» **About this task**: Output the listing word for word, minus images.

********************

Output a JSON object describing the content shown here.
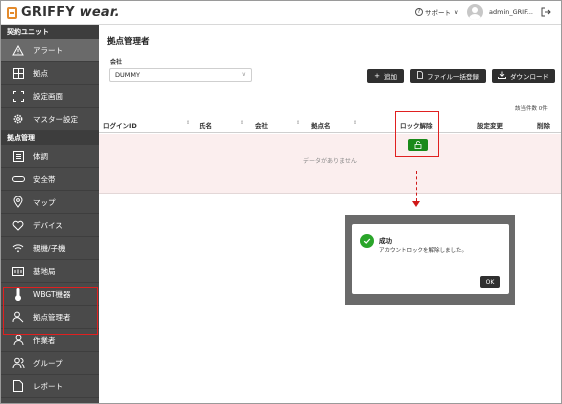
{
  "app": {
    "logo_text": "GRIFFY",
    "logo_text_italic": "wear.",
    "support_label": "サポート",
    "user_name": "admin_GRIF..."
  },
  "sidebar": {
    "section_contract": "契約ユニット",
    "contract_items": [
      {
        "label": "アラート",
        "icon": "warning-icon"
      },
      {
        "label": "拠点",
        "icon": "grid-icon"
      },
      {
        "label": "設定画面",
        "icon": "frame-icon"
      },
      {
        "label": "マスター設定",
        "icon": "gear-icon"
      }
    ],
    "section_site": "拠点管理",
    "site_items": [
      {
        "label": "体調",
        "icon": "list-icon"
      },
      {
        "label": "安全帯",
        "icon": "belt-icon"
      },
      {
        "label": "マップ",
        "icon": "map-pin-icon"
      },
      {
        "label": "デバイス",
        "icon": "heart-icon"
      },
      {
        "label": "親機/子機",
        "icon": "wifi-icon"
      },
      {
        "label": "基地局",
        "icon": "tower-icon"
      },
      {
        "label": "WBGT機器",
        "icon": "thermometer-icon"
      },
      {
        "label": "拠点管理者",
        "icon": "admin-user-icon"
      },
      {
        "label": "作業者",
        "icon": "user-icon"
      },
      {
        "label": "グループ",
        "icon": "group-icon"
      },
      {
        "label": "レポート",
        "icon": "report-icon"
      }
    ]
  },
  "main": {
    "title": "拠点管理者",
    "company_label": "会社",
    "company_value": "DUMMY",
    "buttons": {
      "add": "追加",
      "bulk": "ファイル一括登録",
      "download": "ダウンロード"
    },
    "count_label": "該当件数",
    "count_value": "0件",
    "columns": {
      "login_id": "ログインID",
      "name": "氏名",
      "company": "会社",
      "site_name": "拠点名",
      "lock_release": "ロック解除",
      "settings_change": "設定変更",
      "delete": "削除"
    },
    "empty_text": "データがありません"
  },
  "dialog": {
    "title": "成功",
    "message": "アカウントロックを解除しました。",
    "ok_label": "OK"
  },
  "colors": {
    "sidebar_bg": "#4a4a4a",
    "button_dark": "#2f2f2f",
    "success_green": "#2aa52a",
    "highlight_red": "#e02020"
  }
}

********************

» **Written reply**:
Output a JSON object describing the content shown here.
{
  "app": {
    "logo_text": "GRIFFY",
    "logo_text_italic": "wear.",
    "support_label": "サポート",
    "user_name": "admin_GRIF..."
  },
  "sidebar": {
    "section_contract": "契約ユニット",
    "contract_items": [
      {
        "label": "アラート",
        "icon": "warning-icon"
      },
      {
        "label": "拠点",
        "icon": "grid-icon"
      },
      {
        "label": "設定画面",
        "icon": "frame-icon"
      },
      {
        "label": "マスター設定",
        "icon": "gear-icon"
      }
    ],
    "section_site": "拠点管理",
    "site_items": [
      {
        "label": "体調",
        "icon": "list-icon"
      },
      {
        "label": "安全帯",
        "icon": "belt-icon"
      },
      {
        "label": "マップ",
        "icon": "map-pin-icon"
      },
      {
        "label": "デバイス",
        "icon": "heart-icon"
      },
      {
        "label": "親機/子機",
        "icon": "wifi-icon"
      },
      {
        "label": "基地局",
        "icon": "tower-icon"
      },
      {
        "label": "WBGT機器",
        "icon": "thermometer-icon"
      },
      {
        "label": "拠点管理者",
        "icon": "admin-user-icon"
      },
      {
        "label": "作業者",
        "icon": "user-icon"
      },
      {
        "label": "グループ",
        "icon": "group-icon"
      },
      {
        "label": "レポート",
        "icon": "report-icon"
      }
    ]
  },
  "main": {
    "title": "拠点管理者",
    "company_label": "会社",
    "company_value": "DUMMY",
    "buttons": {
      "add": "追加",
      "bulk": "ファイル一括登録",
      "download": "ダウンロード"
    },
    "count_label": "該当件数",
    "count_value": "0件",
    "columns": {
      "login_id": "ログインID",
      "name": "氏名",
      "company": "会社",
      "site_name": "拠点名",
      "lock_release": "ロック解除",
      "settings_change": "設定変更",
      "delete": "削除"
    },
    "empty_text": "データがありません"
  },
  "dialog": {
    "title": "成功",
    "message": "アカウントロックを解除しました。",
    "ok_label": "OK"
  },
  "colors": {
    "sidebar_bg": "#4a4a4a",
    "button_dark": "#2f2f2f",
    "success_green": "#2aa52a",
    "highlight_red": "#e02020"
  }
}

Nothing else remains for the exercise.